“We only take in animals if we can,” she said. “If we don’t have the space, then we regretfully decline. We never make room by euthanizing.”
The kill rate at the Kentucky shelter is 4 percent and is for health and behavioral issues, she said. That’s below other shelters in Washington County.
Springdale’s euthanasia rate is about 10 percent, Director Courtney Kremer said. Fayetteville’s rate in 2016 was 6.5 percent, Rankin said.
Some residents aren’t thrilled about the relocation program because there are fewer animals to choose from, Ledgerwood said.
“We are getting some backlash because we don’t have any animals,” she told justices of the peace during a committee meeting this month.
For example, Pet Palooza, the annual, low-cost adoption day, drew 584 people to adopt 30 animals, which was all the shelter had, Ledgerwood said. About 60 animals were adopted at last year’s event.
“If it were me coming to adopt, that would disappoint me some,” said Mike Emery, chairman of the county Animal Concerns Advisory Board. But the animals are getting homes, he said.
The program allows Washington County to keep dogs that need more attention or health care, Ledgerwood said. The receiving shelters typically want puppies and kittens, certain dog sizes or breeds, she said.
“As an example, instead of focusing our attention on adopting out the group of border collie puppies that were surrendered, I can transport them, and I can help the pit-mix dogs that might have been overlooked because of the collies. More lives are saved,” Ledgerwood said.
People also can adopt from Springdale or Fayetteville. Springdale usually has 45 dogs and 90 cats, and Fayetteville had 38 animals Thursday, staff said.
“I’m not sure I’m going to find myself whining that we don’t have enough animals,” said Justice of the Peace Eva Madison, a Democrat representing northeast Fayetteville. “We should be grateful that they are finding homes.”
Amanda McCain (left), kennel supervisor at the Lester C. Howick Animal Shelter, and Melissa Metcalf, kennel supervisor, review paperwork and attach name tag collars to two of 24 dogs Thursday at the shelter in Fayetteville. The dogs were picked up at 5...

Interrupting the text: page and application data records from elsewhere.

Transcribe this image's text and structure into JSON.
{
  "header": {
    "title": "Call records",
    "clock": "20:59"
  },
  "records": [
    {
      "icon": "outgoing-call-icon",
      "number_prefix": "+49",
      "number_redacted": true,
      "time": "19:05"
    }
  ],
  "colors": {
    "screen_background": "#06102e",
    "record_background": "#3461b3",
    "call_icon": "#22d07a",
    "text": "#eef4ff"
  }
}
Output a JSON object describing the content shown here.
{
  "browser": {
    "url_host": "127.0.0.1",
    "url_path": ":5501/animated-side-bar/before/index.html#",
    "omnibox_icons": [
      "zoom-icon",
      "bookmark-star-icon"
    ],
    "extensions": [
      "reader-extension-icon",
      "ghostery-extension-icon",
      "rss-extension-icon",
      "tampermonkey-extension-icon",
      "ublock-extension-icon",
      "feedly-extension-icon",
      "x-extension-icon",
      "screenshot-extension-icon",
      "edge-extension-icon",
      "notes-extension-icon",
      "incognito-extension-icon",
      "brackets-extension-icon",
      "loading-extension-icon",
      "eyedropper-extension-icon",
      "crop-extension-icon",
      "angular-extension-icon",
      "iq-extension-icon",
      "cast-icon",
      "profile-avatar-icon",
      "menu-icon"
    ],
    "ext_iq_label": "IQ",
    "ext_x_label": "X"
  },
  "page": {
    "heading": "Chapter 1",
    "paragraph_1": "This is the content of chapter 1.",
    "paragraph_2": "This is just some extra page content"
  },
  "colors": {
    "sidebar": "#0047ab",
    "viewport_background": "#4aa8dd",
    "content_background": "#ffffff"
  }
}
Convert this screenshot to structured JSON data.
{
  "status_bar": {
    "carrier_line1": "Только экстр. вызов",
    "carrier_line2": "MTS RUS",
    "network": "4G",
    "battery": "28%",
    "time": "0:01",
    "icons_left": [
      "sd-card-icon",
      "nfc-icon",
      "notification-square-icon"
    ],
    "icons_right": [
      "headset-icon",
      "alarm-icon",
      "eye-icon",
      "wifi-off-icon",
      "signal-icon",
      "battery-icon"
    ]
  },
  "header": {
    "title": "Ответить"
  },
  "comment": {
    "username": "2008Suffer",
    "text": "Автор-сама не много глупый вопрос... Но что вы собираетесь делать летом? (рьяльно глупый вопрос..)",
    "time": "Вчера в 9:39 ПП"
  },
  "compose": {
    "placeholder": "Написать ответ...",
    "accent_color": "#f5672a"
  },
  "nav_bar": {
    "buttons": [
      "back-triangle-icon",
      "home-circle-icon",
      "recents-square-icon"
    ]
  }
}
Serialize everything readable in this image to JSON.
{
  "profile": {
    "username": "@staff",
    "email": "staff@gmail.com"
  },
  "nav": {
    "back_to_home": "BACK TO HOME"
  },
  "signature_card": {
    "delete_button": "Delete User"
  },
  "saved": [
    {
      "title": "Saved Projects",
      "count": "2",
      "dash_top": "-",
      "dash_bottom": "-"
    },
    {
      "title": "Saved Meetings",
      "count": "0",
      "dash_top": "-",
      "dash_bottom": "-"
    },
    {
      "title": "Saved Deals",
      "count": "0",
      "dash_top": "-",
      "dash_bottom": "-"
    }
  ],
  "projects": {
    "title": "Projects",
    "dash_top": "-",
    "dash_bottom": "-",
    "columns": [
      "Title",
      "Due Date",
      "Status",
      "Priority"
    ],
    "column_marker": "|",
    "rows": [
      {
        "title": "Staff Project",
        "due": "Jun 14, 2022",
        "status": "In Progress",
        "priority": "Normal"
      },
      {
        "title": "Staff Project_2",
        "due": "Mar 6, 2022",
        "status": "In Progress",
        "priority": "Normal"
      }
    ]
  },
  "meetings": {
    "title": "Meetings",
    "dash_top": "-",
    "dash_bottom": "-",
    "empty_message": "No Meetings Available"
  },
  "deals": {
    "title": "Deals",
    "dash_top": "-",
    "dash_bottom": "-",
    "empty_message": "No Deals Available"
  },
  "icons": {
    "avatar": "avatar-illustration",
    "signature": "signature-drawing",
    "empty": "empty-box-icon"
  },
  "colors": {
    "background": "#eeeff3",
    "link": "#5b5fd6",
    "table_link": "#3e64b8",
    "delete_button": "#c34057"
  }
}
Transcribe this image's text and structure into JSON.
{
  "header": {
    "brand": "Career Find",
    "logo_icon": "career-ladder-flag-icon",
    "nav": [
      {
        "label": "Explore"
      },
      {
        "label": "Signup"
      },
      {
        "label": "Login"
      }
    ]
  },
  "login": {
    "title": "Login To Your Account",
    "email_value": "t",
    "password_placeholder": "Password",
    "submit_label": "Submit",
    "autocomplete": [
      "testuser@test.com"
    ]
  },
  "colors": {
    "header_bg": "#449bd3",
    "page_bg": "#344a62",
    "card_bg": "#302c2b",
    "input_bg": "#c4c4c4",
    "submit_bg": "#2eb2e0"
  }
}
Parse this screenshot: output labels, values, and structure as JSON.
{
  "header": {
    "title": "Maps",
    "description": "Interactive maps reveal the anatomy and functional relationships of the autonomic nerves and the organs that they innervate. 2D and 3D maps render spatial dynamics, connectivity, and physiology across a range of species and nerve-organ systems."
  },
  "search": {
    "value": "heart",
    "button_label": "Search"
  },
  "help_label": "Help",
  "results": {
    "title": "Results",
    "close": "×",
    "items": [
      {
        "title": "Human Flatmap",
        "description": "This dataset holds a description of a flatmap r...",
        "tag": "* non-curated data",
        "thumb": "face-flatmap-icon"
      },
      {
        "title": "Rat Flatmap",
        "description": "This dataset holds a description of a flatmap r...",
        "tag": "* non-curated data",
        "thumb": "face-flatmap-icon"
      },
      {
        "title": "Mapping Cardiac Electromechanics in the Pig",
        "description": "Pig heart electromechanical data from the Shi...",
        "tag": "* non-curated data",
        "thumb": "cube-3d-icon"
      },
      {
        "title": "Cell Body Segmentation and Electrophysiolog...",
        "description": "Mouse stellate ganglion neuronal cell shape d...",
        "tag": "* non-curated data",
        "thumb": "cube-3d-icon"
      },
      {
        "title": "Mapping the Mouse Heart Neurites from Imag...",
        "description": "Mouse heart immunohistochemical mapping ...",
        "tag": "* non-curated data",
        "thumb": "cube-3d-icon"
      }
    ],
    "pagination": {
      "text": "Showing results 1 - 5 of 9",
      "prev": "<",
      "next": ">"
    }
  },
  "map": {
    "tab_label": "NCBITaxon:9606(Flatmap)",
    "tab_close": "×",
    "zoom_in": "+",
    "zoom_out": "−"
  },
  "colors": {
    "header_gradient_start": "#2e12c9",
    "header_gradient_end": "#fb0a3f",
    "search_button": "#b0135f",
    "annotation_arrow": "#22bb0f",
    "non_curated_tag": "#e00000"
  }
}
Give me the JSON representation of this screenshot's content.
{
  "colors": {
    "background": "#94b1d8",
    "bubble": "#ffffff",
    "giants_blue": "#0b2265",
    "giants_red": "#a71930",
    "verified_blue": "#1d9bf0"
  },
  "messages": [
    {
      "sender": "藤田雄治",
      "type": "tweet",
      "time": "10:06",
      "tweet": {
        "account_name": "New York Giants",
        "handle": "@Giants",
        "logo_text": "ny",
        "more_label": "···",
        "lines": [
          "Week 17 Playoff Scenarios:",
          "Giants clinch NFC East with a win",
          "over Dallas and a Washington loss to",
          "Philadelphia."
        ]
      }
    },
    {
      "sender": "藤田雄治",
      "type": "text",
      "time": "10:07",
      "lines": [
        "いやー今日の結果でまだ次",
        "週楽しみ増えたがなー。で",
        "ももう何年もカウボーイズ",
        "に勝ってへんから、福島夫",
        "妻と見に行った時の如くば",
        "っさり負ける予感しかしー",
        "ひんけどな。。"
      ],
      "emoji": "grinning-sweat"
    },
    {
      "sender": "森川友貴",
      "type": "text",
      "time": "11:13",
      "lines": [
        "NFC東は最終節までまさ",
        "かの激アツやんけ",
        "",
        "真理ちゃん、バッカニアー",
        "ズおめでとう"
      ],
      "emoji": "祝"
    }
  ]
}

Amanda McCain, kennel supervisor at the Lester C. Howick Animal Shelter, places a name tag collar on one of 24 dogs Thursday with Jennifer Olsen, a contract driver with the American Society for the Prevention of Cruelty to Animals, at the shelter in...
Stacey Lynn, a contract driver with the American Society for the Prevention of Cruelty to Animals, places Mustard, one of 24 dogs at the Lester C. Howick Animal Shelter, Thursday into a carrier in the back of at the shelter in Fayetteville.